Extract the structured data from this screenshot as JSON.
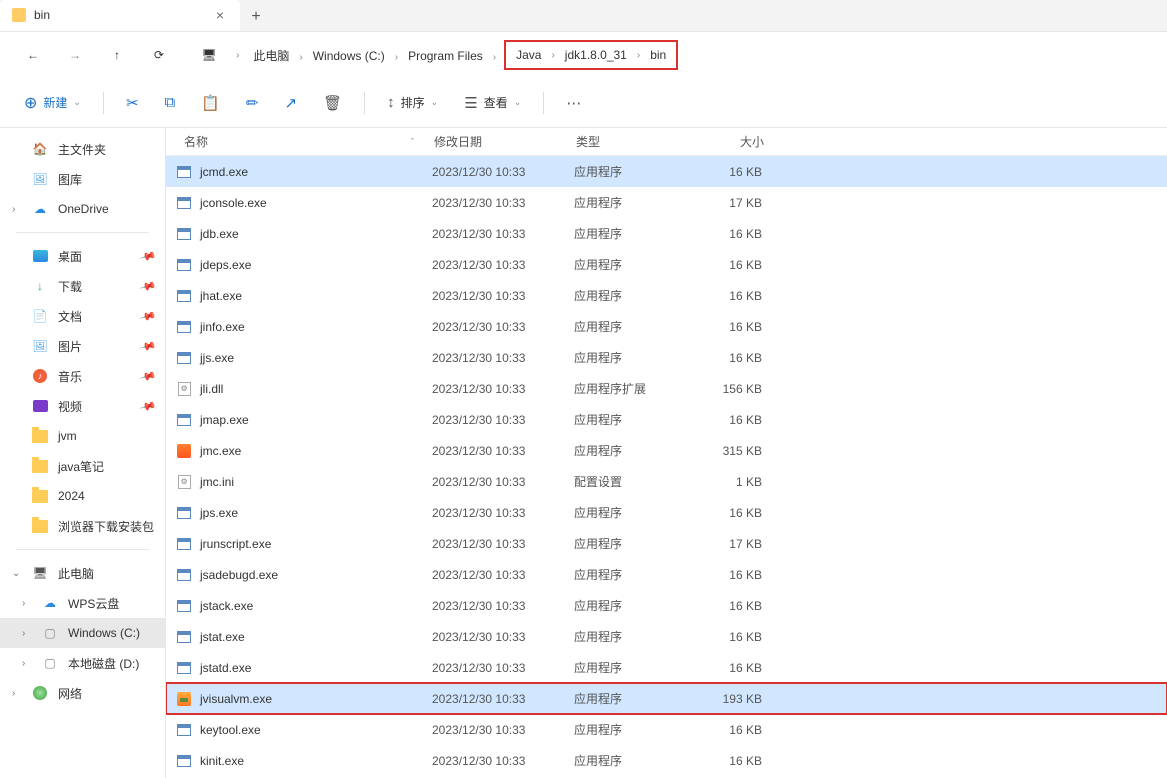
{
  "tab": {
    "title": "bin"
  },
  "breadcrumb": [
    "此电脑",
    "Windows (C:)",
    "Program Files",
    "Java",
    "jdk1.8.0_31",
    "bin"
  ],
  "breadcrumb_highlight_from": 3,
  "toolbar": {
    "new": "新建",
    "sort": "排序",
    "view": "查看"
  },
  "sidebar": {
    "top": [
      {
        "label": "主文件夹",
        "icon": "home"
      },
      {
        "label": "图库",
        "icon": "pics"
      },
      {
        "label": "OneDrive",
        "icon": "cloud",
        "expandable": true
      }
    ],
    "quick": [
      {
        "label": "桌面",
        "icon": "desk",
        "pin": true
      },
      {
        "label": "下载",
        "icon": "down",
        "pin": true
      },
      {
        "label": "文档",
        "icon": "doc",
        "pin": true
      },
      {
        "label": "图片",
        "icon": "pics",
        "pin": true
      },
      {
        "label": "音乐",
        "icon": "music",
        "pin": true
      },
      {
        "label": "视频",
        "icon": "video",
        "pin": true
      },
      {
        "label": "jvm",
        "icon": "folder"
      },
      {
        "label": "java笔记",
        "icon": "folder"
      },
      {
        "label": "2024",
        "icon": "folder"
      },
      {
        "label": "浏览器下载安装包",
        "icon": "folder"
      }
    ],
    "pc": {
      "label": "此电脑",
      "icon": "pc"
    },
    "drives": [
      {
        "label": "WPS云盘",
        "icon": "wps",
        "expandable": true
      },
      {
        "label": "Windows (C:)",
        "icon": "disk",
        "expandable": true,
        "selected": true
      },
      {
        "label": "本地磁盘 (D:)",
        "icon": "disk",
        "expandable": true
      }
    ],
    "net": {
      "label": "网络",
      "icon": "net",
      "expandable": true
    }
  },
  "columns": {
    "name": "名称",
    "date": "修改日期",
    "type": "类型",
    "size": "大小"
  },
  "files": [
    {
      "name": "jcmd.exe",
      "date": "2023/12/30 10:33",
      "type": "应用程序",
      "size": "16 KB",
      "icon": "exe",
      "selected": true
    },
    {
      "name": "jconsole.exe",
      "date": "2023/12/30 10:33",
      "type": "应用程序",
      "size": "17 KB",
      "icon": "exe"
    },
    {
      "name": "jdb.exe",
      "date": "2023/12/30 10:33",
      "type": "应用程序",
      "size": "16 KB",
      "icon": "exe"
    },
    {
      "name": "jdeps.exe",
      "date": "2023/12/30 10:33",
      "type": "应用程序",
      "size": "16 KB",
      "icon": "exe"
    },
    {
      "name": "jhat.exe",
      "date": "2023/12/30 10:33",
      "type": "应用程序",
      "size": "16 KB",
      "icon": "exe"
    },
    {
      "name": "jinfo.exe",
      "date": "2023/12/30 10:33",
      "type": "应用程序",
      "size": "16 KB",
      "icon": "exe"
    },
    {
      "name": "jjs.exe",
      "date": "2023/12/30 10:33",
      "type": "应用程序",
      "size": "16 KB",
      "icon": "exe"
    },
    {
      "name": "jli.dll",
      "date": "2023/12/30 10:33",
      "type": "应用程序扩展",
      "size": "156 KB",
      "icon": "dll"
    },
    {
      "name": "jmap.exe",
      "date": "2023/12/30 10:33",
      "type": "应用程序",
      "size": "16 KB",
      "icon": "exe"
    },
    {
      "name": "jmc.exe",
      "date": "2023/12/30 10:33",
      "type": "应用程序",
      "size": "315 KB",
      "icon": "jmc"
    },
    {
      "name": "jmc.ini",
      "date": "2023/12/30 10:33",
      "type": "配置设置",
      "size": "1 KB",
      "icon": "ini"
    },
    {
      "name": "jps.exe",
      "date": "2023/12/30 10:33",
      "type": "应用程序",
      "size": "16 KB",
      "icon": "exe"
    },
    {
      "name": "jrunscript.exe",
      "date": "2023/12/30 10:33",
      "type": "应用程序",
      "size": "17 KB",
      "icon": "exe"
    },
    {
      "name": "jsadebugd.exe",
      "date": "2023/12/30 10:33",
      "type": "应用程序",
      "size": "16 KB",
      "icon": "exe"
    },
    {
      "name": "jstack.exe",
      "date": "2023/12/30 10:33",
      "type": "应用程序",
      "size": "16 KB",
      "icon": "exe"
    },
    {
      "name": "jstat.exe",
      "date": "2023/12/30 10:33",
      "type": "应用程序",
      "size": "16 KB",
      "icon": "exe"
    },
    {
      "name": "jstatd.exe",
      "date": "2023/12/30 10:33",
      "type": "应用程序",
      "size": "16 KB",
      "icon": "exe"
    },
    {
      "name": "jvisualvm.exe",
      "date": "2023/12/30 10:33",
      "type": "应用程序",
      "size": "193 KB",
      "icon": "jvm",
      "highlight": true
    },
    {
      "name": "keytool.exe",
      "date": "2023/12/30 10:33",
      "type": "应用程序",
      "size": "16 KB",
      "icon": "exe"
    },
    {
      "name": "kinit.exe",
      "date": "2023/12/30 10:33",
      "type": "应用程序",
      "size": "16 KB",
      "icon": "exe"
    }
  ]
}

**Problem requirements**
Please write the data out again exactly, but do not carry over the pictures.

**Response**
Extract the structured data from this screenshot as JSON.
{
  "tab": {
    "title": "bin"
  },
  "breadcrumb": [
    "此电脑",
    "Windows (C:)",
    "Program Files",
    "Java",
    "jdk1.8.0_31",
    "bin"
  ],
  "breadcrumb_highlight_from": 3,
  "toolbar": {
    "new": "新建",
    "sort": "排序",
    "view": "查看"
  },
  "sidebar": {
    "top": [
      {
        "label": "主文件夹",
        "icon": "home"
      },
      {
        "label": "图库",
        "icon": "pics"
      },
      {
        "label": "OneDrive",
        "icon": "cloud",
        "expandable": true
      }
    ],
    "quick": [
      {
        "label": "桌面",
        "icon": "desk",
        "pin": true
      },
      {
        "label": "下载",
        "icon": "down",
        "pin": true
      },
      {
        "label": "文档",
        "icon": "doc",
        "pin": true
      },
      {
        "label": "图片",
        "icon": "pics",
        "pin": true
      },
      {
        "label": "音乐",
        "icon": "music",
        "pin": true
      },
      {
        "label": "视频",
        "icon": "video",
        "pin": true
      },
      {
        "label": "jvm",
        "icon": "folder"
      },
      {
        "label": "java笔记",
        "icon": "folder"
      },
      {
        "label": "2024",
        "icon": "folder"
      },
      {
        "label": "浏览器下载安装包",
        "icon": "folder"
      }
    ],
    "pc": {
      "label": "此电脑",
      "icon": "pc"
    },
    "drives": [
      {
        "label": "WPS云盘",
        "icon": "wps",
        "expandable": true
      },
      {
        "label": "Windows (C:)",
        "icon": "disk",
        "expandable": true,
        "selected": true
      },
      {
        "label": "本地磁盘 (D:)",
        "icon": "disk",
        "expandable": true
      }
    ],
    "net": {
      "label": "网络",
      "icon": "net",
      "expandable": true
    }
  },
  "columns": {
    "name": "名称",
    "date": "修改日期",
    "type": "类型",
    "size": "大小"
  },
  "files": [
    {
      "name": "jcmd.exe",
      "date": "2023/12/30 10:33",
      "type": "应用程序",
      "size": "16 KB",
      "icon": "exe",
      "selected": true
    },
    {
      "name": "jconsole.exe",
      "date": "2023/12/30 10:33",
      "type": "应用程序",
      "size": "17 KB",
      "icon": "exe"
    },
    {
      "name": "jdb.exe",
      "date": "2023/12/30 10:33",
      "type": "应用程序",
      "size": "16 KB",
      "icon": "exe"
    },
    {
      "name": "jdeps.exe",
      "date": "2023/12/30 10:33",
      "type": "应用程序",
      "size": "16 KB",
      "icon": "exe"
    },
    {
      "name": "jhat.exe",
      "date": "2023/12/30 10:33",
      "type": "应用程序",
      "size": "16 KB",
      "icon": "exe"
    },
    {
      "name": "jinfo.exe",
      "date": "2023/12/30 10:33",
      "type": "应用程序",
      "size": "16 KB",
      "icon": "exe"
    },
    {
      "name": "jjs.exe",
      "date": "2023/12/30 10:33",
      "type": "应用程序",
      "size": "16 KB",
      "icon": "exe"
    },
    {
      "name": "jli.dll",
      "date": "2023/12/30 10:33",
      "type": "应用程序扩展",
      "size": "156 KB",
      "icon": "dll"
    },
    {
      "name": "jmap.exe",
      "date": "2023/12/30 10:33",
      "type": "应用程序",
      "size": "16 KB",
      "icon": "exe"
    },
    {
      "name": "jmc.exe",
      "date": "2023/12/30 10:33",
      "type": "应用程序",
      "size": "315 KB",
      "icon": "jmc"
    },
    {
      "name": "jmc.ini",
      "date": "2023/12/30 10:33",
      "type": "配置设置",
      "size": "1 KB",
      "icon": "ini"
    },
    {
      "name": "jps.exe",
      "date": "2023/12/30 10:33",
      "type": "应用程序",
      "size": "16 KB",
      "icon": "exe"
    },
    {
      "name": "jrunscript.exe",
      "date": "2023/12/30 10:33",
      "type": "应用程序",
      "size": "17 KB",
      "icon": "exe"
    },
    {
      "name": "jsadebugd.exe",
      "date": "2023/12/30 10:33",
      "type": "应用程序",
      "size": "16 KB",
      "icon": "exe"
    },
    {
      "name": "jstack.exe",
      "date": "2023/12/30 10:33",
      "type": "应用程序",
      "size": "16 KB",
      "icon": "exe"
    },
    {
      "name": "jstat.exe",
      "date": "2023/12/30 10:33",
      "type": "应用程序",
      "size": "16 KB",
      "icon": "exe"
    },
    {
      "name": "jstatd.exe",
      "date": "2023/12/30 10:33",
      "type": "应用程序",
      "size": "16 KB",
      "icon": "exe"
    },
    {
      "name": "jvisualvm.exe",
      "date": "2023/12/30 10:33",
      "type": "应用程序",
      "size": "193 KB",
      "icon": "jvm",
      "highlight": true
    },
    {
      "name": "keytool.exe",
      "date": "2023/12/30 10:33",
      "type": "应用程序",
      "size": "16 KB",
      "icon": "exe"
    },
    {
      "name": "kinit.exe",
      "date": "2023/12/30 10:33",
      "type": "应用程序",
      "size": "16 KB",
      "icon": "exe"
    }
  ]
}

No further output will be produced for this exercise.